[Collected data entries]
########################################
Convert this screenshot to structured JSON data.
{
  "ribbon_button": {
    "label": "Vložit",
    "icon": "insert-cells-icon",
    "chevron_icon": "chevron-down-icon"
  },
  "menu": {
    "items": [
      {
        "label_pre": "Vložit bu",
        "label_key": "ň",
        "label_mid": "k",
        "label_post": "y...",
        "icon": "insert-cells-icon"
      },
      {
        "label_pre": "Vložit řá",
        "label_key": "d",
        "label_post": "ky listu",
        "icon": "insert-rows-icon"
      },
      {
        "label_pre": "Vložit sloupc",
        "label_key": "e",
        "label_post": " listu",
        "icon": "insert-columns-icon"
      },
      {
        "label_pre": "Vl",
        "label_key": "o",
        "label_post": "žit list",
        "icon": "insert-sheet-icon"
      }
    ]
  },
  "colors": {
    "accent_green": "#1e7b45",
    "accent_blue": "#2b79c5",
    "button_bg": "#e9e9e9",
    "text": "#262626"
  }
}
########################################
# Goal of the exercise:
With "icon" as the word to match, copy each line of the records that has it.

# Output below:
    "icon": "insert-cells-icon",
    "chevron_icon": "chevron-down-icon"
        "icon": "insert-cells-icon"
        "icon": "insert-rows-icon"
        "icon": "insert-columns-icon"
        "icon": "insert-sheet-icon"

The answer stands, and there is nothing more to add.